CoEDL node: University of Queensland

CoEDL program: Technology

Abstract:

This thesis explored the nature and extent of young children's social learning from robots, principally investigating whether children will imitate a robot. Across three studies, this thesis revealed that 1- to 6-year-old children can imitate robots, but produce fewer actions than from a human model, providing the first evidence of what I term the ‘robot deficit.' Importantly, the robot deficit was found to diminish with increases in age. This thesis provides the most comprehensive investigation to date of 1-to 6-year-old children's social learning from a robot, in comparison to a human, documenting evidence of a robot deficit.

Open access: https://espace.library.uq.edu.au/view/UQ:d51791


Thesis: Phonological activation in Hong Kong deaf readers: Evidence from eye movements and event-related potentials

Philip ThierfelderPhD: Philip Thierfelder

Submission year: 2020

Supervisor: Gillian Wigglesworth

CoEDL node: University of Melbourne

CoEDL program: Processing

Abstract:

Understanding the roles of spoken and sign phonological code in reading processes is important for educators of deaf and hard-of-hearing students. However, the pool of data on this topic is limited and has mostly centered on readers of alphabetic languages. In places like Hong Kong, where deaf signers are relatively few, the shortage of research on phonological processing during reading is even more severe. This thesis addressed this problem by investigating the cognitive processes underlying Chinese reading in Hong Kong deaf readers using two methodological approaches, eye movements and event-related potentials, across four separate studies.

Open access: https://minerva-access.unimelb.edu.au/handle/11343/251332


Thesis: Acoustic cues to prominence and phrasing in bilingual speech

Catalina TorresPhD: Catalina Torres

Submission year: 2020

Supervisors: Janet Fletcher & Gillian Wigglesworth

CoEDL node: University of Melbourne

CoEDL program: Processing & Learning

Abstract:

This dissertation investigates the prosodic structure of French and the Oceanic language Drehu, spoken by a small bilingual community on the island of Lifou, in the South Pacific. Lifou is a remote island belonging to the archipelago of New Caledonia, localised more than 16000 km away from mainland France. Although officially a French overseas territory, live in Lifou is to a large degree organised according to customary tradition of the indigenous population, the Kanak people. There is no obvious societal majority language on the island and French and Drehu are commonly spoken by the indigenous population, who make up the majority of the inhabitants. The aim of this examination is to develop a phonetic prosodic model for the two languages and determine whether there are effects of prosodic transfer between the two languages of bilingual speakers. Of particular interest is the the phonetic description of prominence and phrasing of the two languages for a categorisation of their prosodic typology. This thesis presents five studies dealing with (i) the acoustics of Drehu word prosody, (ii) the acoustic correlates of intonational structure in Lifou French, (iii) the acoustic durational properties of Lifou French, (iv) the acoustics of prominence marking and phrasing in Drehu, and (v) acoustic cues used in word recognition in Drehu and French.  This dissertation highlights the relevance of applying detailed acoustic descriptions to under-documented languages which are poorly understood regarding their prosodic systems. It contributes to the documentation of the languages in the Oceanic region and advances our understanding of bilingual speech processes.

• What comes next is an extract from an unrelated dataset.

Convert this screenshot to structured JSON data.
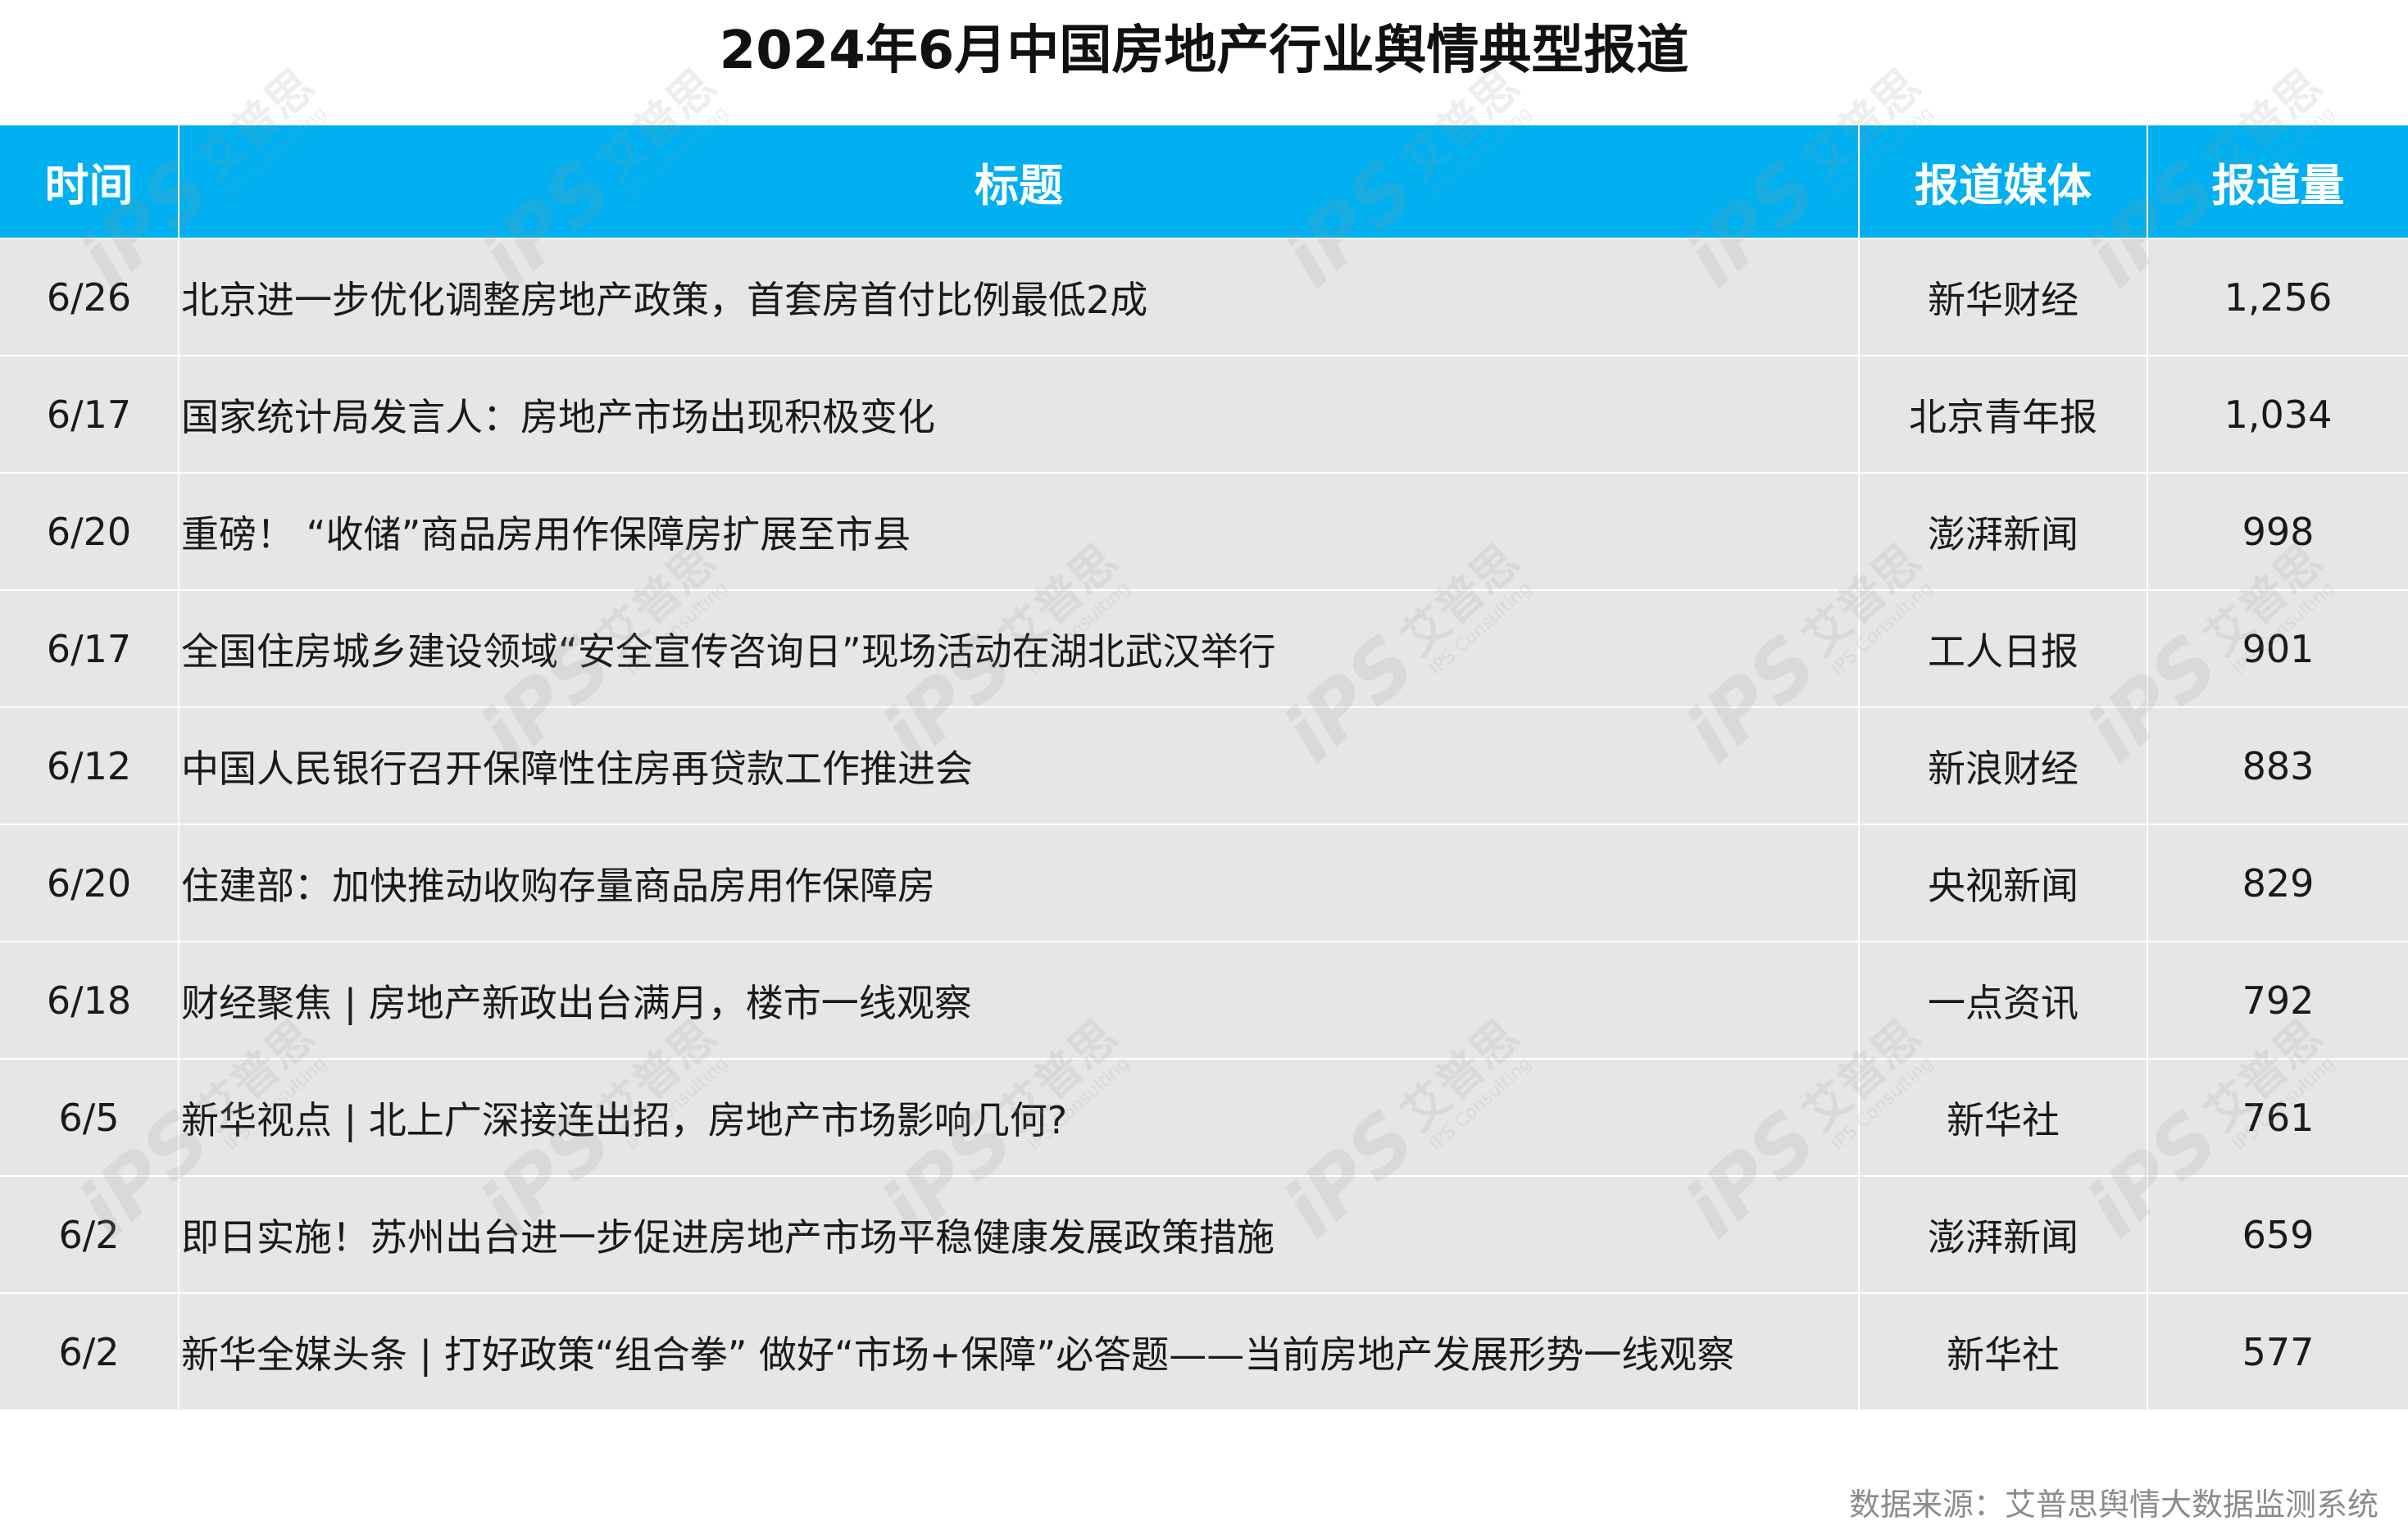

Open access: https://minerva-access.unimelb.edu.au/handle/11343/258746


  • Australian Government
  • The University of Queensland
  • Australian National University
  • The University of Melbourne
  • Western Sydney University